In M&M, players are captains of ships in the Caribbean during the Golden Age of Piracy (which I believe occurred shortly after the adolescence of Errol Flynn). Players can choose to be a pirate who preys on available merchant shipping, or be a merchant yourself and collect gold by shipping valuable goods from port to port. There are four nations in the game (England, France, Spain, and Holland), and players can attack ships from some of these countries while maintaining good relations with the others.
Players get three actions a turn, and these can be move actions, scout actions (searching for merchant prey at sea) or port actions (selling goods, buying goods, buying a bigger ship, repairing a damaged ship, buying special ship modifications, and collecting rumors). Each player gets a captain card with four ability numbers (seamanship, scouting, leadership, and influence) and these affect various die rolls. In sea combat, for example, its good to have a high seamanship number while the influence rating is needed for collecting rumors.
Each area on the game board contains a port that belongs to one of the four nations (with the exception of one central all-sea area). Each area also had one unique characteristic; ship purchases are less expensive in one area, and merchant prey might be easier to find in a different area.
Players win the game by collecting ten glory points. Players gain points by selling at least three units of high demand goods in port, plundering a rich merchant ship, buying a frigate or a galleon, winning a sea battle, completing a mission, or accumulating large amounts of gold. Missions, by the way, are cards that usually tell a player to go to a particular area and perform a particular action to gain a reward. Sometimes there are risks associated with a mission.

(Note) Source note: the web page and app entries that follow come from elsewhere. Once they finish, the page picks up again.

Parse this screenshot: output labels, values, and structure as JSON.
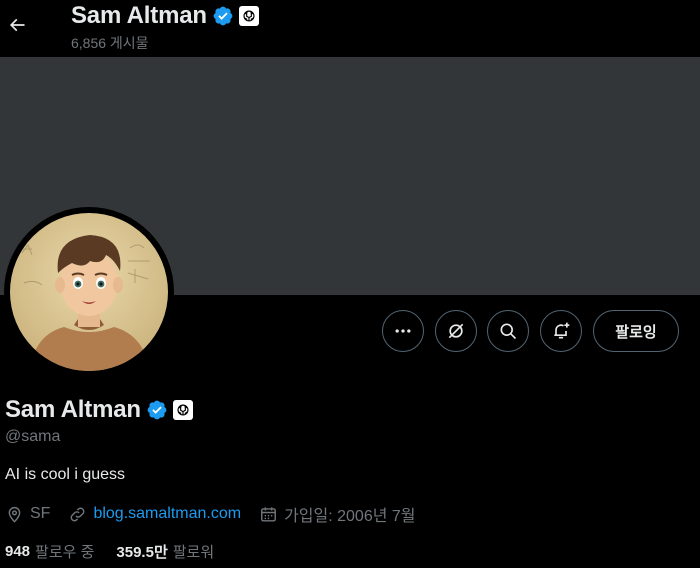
{
  "header": {
    "name": "Sam Altman",
    "post_count": "6,856 게시물"
  },
  "profile": {
    "display_name": "Sam Altman",
    "handle": "@sama",
    "bio": "AI is cool i guess",
    "location": "SF",
    "website": "blog.samaltman.com",
    "joined": "가입일: 2006년 7월"
  },
  "stats": {
    "following_count": "948",
    "following_label": "팔로우 중",
    "followers_count": "359.5만",
    "followers_label": "팔로워"
  },
  "actions": {
    "more": "more-icon",
    "grok": "grok-icon",
    "search": "search-icon",
    "notify": "notification-add-icon",
    "follow_label": "팔로잉"
  },
  "colors": {
    "background": "#000000",
    "banner": "#333639",
    "verified": "#1d9bf0",
    "link": "#1d9bf0",
    "secondary_text": "#71767b"
  }
}
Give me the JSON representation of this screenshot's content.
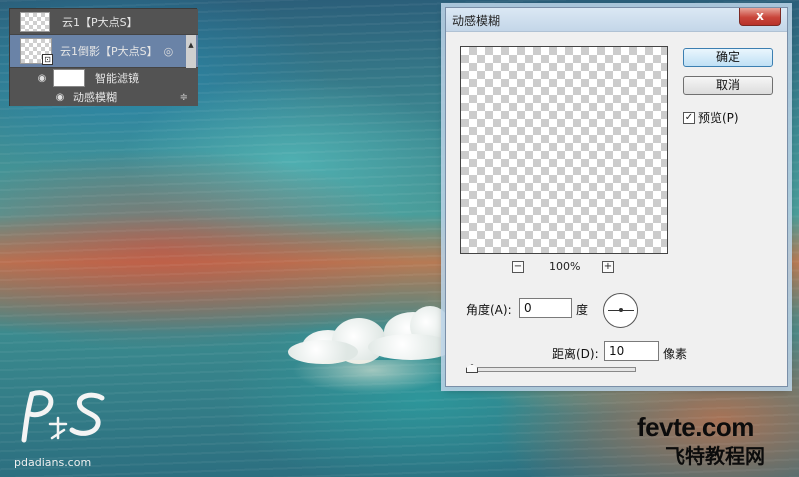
{
  "layers_panel": {
    "layer1_name": "云1【P大点S】",
    "layer2_name": "云1倒影【P大点S】",
    "smart_filters_label": "智能滤镜",
    "filter_name": "动感模糊",
    "selected_color": "#6a83a7"
  },
  "dialog": {
    "title": "动感模糊",
    "close_label": "x",
    "ok_label": "确定",
    "cancel_label": "取消",
    "preview_label": "预览(P)",
    "preview_checked": "✓",
    "zoom_minus": "−",
    "zoom_plus": "+",
    "zoom_value": "100%",
    "angle_label": "角度(A):",
    "angle_value": "0",
    "angle_unit": "度",
    "distance_label": "距离(D):",
    "distance_value": "10",
    "distance_unit": "像素"
  },
  "watermarks": {
    "ps_site": "pdadians.com",
    "fevte_site": "fevte.com",
    "fevte_cn": "飞特教程网"
  }
}
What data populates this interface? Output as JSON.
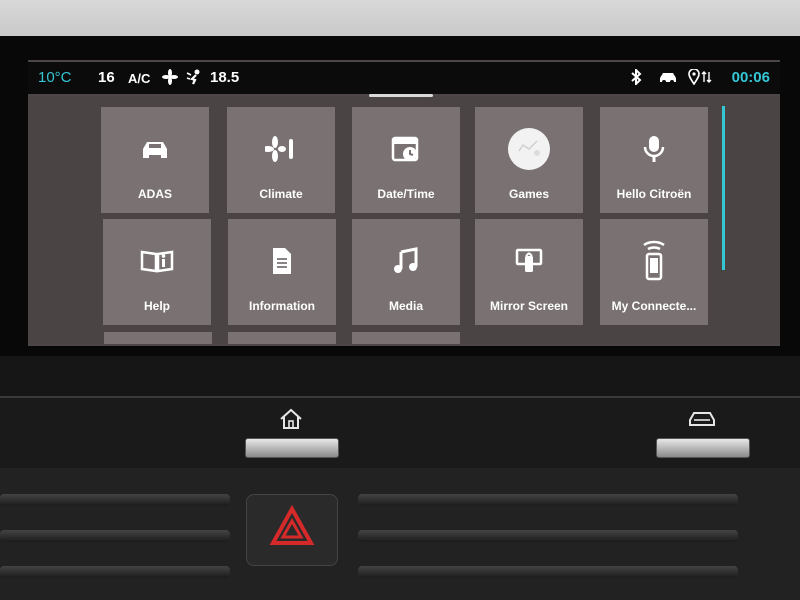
{
  "status": {
    "ext_temp": "10°C",
    "cabin_temp_left": "16",
    "ac": "A/C",
    "cabin_temp_right": "18.5",
    "time": "00:06"
  },
  "apps": [
    {
      "label": "ADAS",
      "icon": "car-icon"
    },
    {
      "label": "Climate",
      "icon": "fan-icon"
    },
    {
      "label": "Date/Time",
      "icon": "calendar-clock-icon"
    },
    {
      "label": "Games",
      "icon": "games-icon"
    },
    {
      "label": "Hello Citroën",
      "icon": "microphone-icon"
    },
    {
      "label": "Help",
      "icon": "book-info-icon"
    },
    {
      "label": "Information",
      "icon": "document-icon"
    },
    {
      "label": "Media",
      "icon": "music-note-icon"
    },
    {
      "label": "Mirror Screen",
      "icon": "mirror-screen-icon"
    },
    {
      "label": "My Connecte...",
      "icon": "connected-phone-icon"
    }
  ],
  "colors": {
    "accent": "#35c6d6",
    "tile": "#7a7272",
    "screen_bg": "#4a4444",
    "hazard": "#d62a2a"
  }
}
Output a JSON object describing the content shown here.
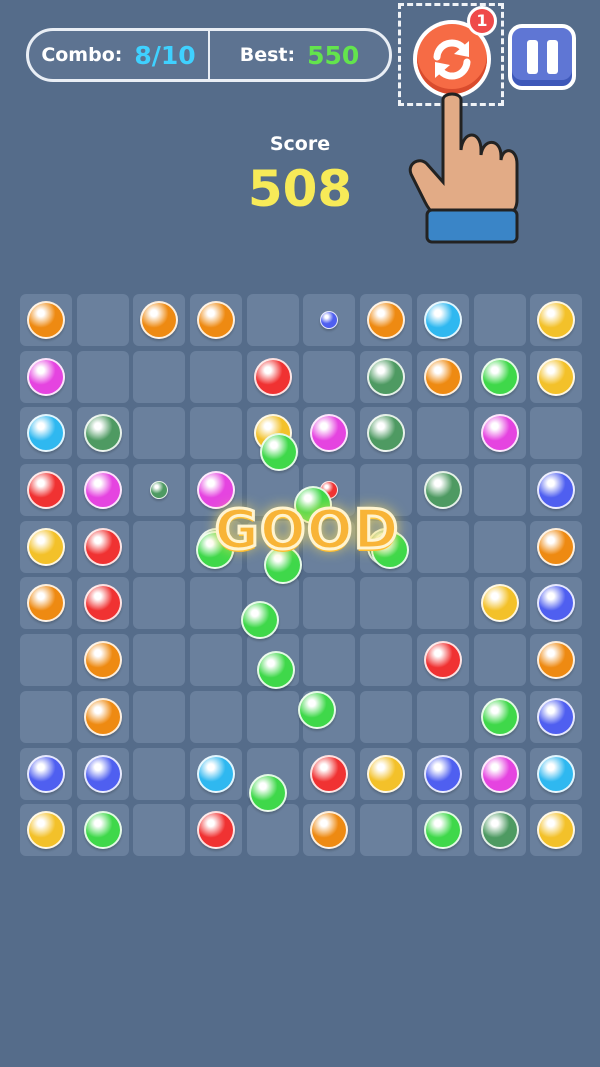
{
  "hud": {
    "combo_label": "Combo:",
    "combo_value": "8/10",
    "best_label": "Best:",
    "best_value": "550",
    "refresh_badge": "1",
    "refresh_icon": "refresh-icon",
    "pause_icon": "pause-icon"
  },
  "score": {
    "label": "Score",
    "value": "508"
  },
  "feedback_text": "GOOD",
  "colors": {
    "orange": "#ee8a12",
    "blue": "#2fb8f0",
    "yellow": "#f3c12a",
    "magenta": "#e544e0",
    "red": "#f03232",
    "darkgreen": "#4e9a62",
    "green": "#3fd84a",
    "indigo": "#4f5ff0",
    "background": "#556c8a",
    "cell": "#6a809d"
  },
  "grid": [
    [
      "orange",
      "",
      "orange",
      "orange",
      "",
      "indigo-small",
      "orange",
      "blue",
      "",
      "yellow"
    ],
    [
      "magenta",
      "",
      "",
      "",
      "red",
      "",
      "darkgreen",
      "orange",
      "green",
      "yellow"
    ],
    [
      "blue",
      "darkgreen",
      "",
      "",
      "yellow",
      "magenta",
      "darkgreen",
      "",
      "magenta",
      ""
    ],
    [
      "red",
      "magenta",
      "darkgreen-small",
      "magenta",
      "",
      "red-small",
      "",
      "darkgreen",
      "",
      "indigo"
    ],
    [
      "yellow",
      "red",
      "",
      "darkgreen",
      "",
      "",
      "darkgreen",
      "",
      "",
      "orange"
    ],
    [
      "orange",
      "red",
      "",
      "",
      "",
      "",
      "",
      "",
      "yellow",
      "indigo"
    ],
    [
      "",
      "orange",
      "",
      "",
      "",
      "",
      "",
      "red",
      "",
      "orange"
    ],
    [
      "",
      "orange",
      "",
      "",
      "",
      "",
      "",
      "",
      "green",
      "indigo"
    ],
    [
      "indigo",
      "indigo",
      "",
      "blue",
      "",
      "red",
      "yellow",
      "indigo",
      "magenta",
      "blue"
    ],
    [
      "yellow",
      "green",
      "",
      "red",
      "",
      "orange",
      "",
      "green",
      "darkgreen",
      "yellow"
    ]
  ],
  "flying_balls": [
    "green",
    "green",
    "green",
    "green",
    "green",
    "green",
    "green",
    "green",
    "green"
  ]
}
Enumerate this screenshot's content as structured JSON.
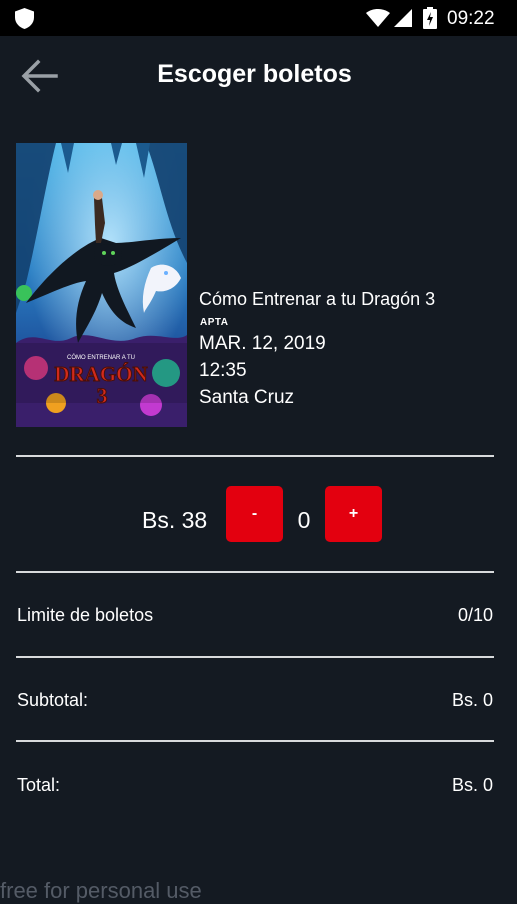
{
  "status_bar": {
    "time": "09:22"
  },
  "header": {
    "title": "Escoger boletos"
  },
  "movie": {
    "title": "Cómo Entrenar a tu Dragón 3",
    "rating": "APTA",
    "date": "MAR. 12, 2019",
    "time": "12:35",
    "venue": "Santa Cruz",
    "poster": {
      "small_caption": "CÓMO ENTRENAR A TU",
      "big_title": "DRAGÓN",
      "number": "3"
    }
  },
  "ticket": {
    "price": "Bs. 38",
    "minus_label": "-",
    "quantity": "0",
    "plus_label": "+"
  },
  "summary": {
    "limit_label": "Limite de boletos",
    "limit_value": "0/10",
    "subtotal_label": "Subtotal:",
    "subtotal_value": "Bs. 0",
    "total_label": "Total:",
    "total_value": "Bs. 0"
  },
  "watermark": "free for personal use",
  "colors": {
    "background": "#141a22",
    "accent": "#e3000f",
    "status_bar": "#000000",
    "divider": "#d8dadc"
  }
}
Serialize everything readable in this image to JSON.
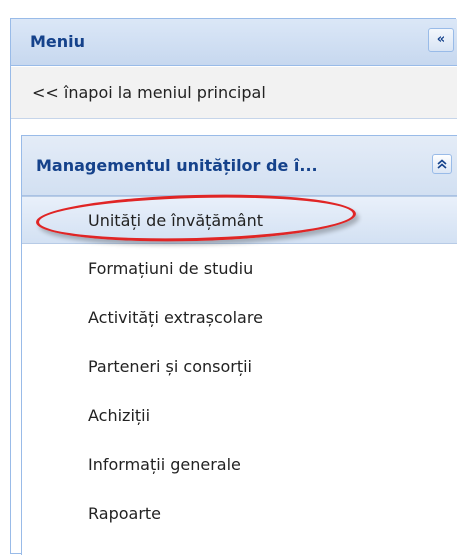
{
  "menu": {
    "title": "Meniu",
    "collapse_icon": "«"
  },
  "back_link": {
    "label": "<< înapoi la meniul principal"
  },
  "section": {
    "title": "Managementul unităților de î...",
    "toggle_icon": "double-chevron-up-icon",
    "toggle_glyph": "⌃"
  },
  "items": [
    {
      "label": "Unități de învățământ",
      "selected": true
    },
    {
      "label": "Formațiuni de studiu"
    },
    {
      "label": "Activități extrașcolare"
    },
    {
      "label": "Parteneri și consorții"
    },
    {
      "label": "Achiziții"
    },
    {
      "label": "Informații generale"
    },
    {
      "label": "Rapoarte"
    }
  ],
  "colors": {
    "header_text": "#15428b",
    "border": "#99bbe8",
    "highlight_ellipse": "#e02525"
  }
}
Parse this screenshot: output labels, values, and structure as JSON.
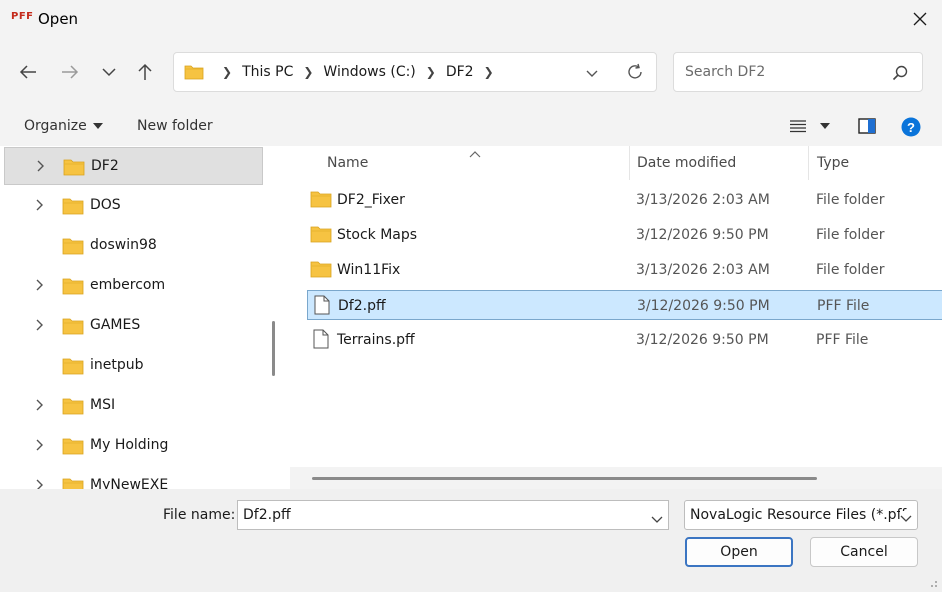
{
  "window": {
    "app_icon_text": "PFF",
    "title": "Open"
  },
  "address": {
    "crumbs": [
      "This PC",
      "Windows (C:)",
      "DF2"
    ]
  },
  "search": {
    "placeholder": "Search DF2"
  },
  "toolbar": {
    "organize_label": "Organize",
    "new_folder_label": "New folder"
  },
  "sidebar": {
    "items": [
      {
        "label": "DF2",
        "has_chevron": true,
        "selected": true
      },
      {
        "label": "DOS",
        "has_chevron": true
      },
      {
        "label": "doswin98",
        "has_chevron": false
      },
      {
        "label": "embercom",
        "has_chevron": true
      },
      {
        "label": "GAMES",
        "has_chevron": true
      },
      {
        "label": "inetpub",
        "has_chevron": false
      },
      {
        "label": "MSI",
        "has_chevron": true
      },
      {
        "label": "My Holding",
        "has_chevron": true
      },
      {
        "label": "MyNewEXE",
        "has_chevron": true
      }
    ]
  },
  "columns": {
    "name": "Name",
    "date": "Date modified",
    "type": "Type"
  },
  "files": [
    {
      "name": "DF2_Fixer",
      "date": "3/13/2026 2:03 AM",
      "type": "File folder",
      "kind": "folder"
    },
    {
      "name": "Stock Maps",
      "date": "3/12/2026 9:50 PM",
      "type": "File folder",
      "kind": "folder"
    },
    {
      "name": "Win11Fix",
      "date": "3/13/2026 2:03 AM",
      "type": "File folder",
      "kind": "folder"
    },
    {
      "name": "Df2.pff",
      "date": "3/12/2026 9:50 PM",
      "type": "PFF File",
      "kind": "file",
      "selected": true
    },
    {
      "name": "Terrains.pff",
      "date": "3/12/2026 9:50 PM",
      "type": "PFF File",
      "kind": "file"
    }
  ],
  "footer": {
    "file_name_label": "File name:",
    "file_name_value": "Df2.pff",
    "file_type_value": "NovaLogic Resource Files (*.pff",
    "open_label": "Open",
    "cancel_label": "Cancel"
  },
  "colors": {
    "accent": "#0067c0",
    "selection": "#cce8ff",
    "folder": "#f6c342"
  }
}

As pirate players become more successful, they get a bounty on their heads, and some players may be tempted to attack opposing players to collect a reward from one of the nations. And if players don’t feel inclined to attack each other, cards often bring non-player ships onto the board. These ships may be the armed forces of the one of the four nations, and are thus a danger to pirate-players, or they may be non-player pirates who pose a threat to players acting as merchants.
As you can see, there is a lot going on in M&M, and a full game can take three hours (although it can be less if one player has a string of good luck).
What was my reaction to the game, and the reaction of the other players? I rather liked Merchants & Marauders. While there is certainly a lot of luck in the constant drawing of cards and rolling of dice, I don’t mind those things in an adventure game. And I appreciate that the game lets me choose to be a pirate or not, and gives me many ways to try to score points. I can mind my own business and trade goods and go on missions, or I can attack both merchant shipping and opposing players if I am willing to press my luck. Also, the physical production of the game is good with sturdy plastic ships and so many cards that you might think it was a Fantasy Flight game. One friend I played with was initially skeptical of the game, but soon wanted to borrow a copy of it.
But not all the other players liked the immense amount of luck in the game. In the second game I played, Tom quickly won with a merchant strategy before anyone else had more than three or four points. Tom said he had been incredibly lucky with his draws from the merchant goods deck which allowed him to deliver high-demand goods to nearby ports, and caused him to speed to victory. Tom thought it should have been tougher for him to win.
Those who like adventure games with a lot of good bits and a lot of luck should like Merchants & Marauders. Those who favor luck-less strategy games should probably avoid it.
— Kris Hall
[Editor’s Note: Due to some technical problems, I have posted this column for Kris. When we get things straight, the “authorship” of this article will revert to Kris Hall. –DY]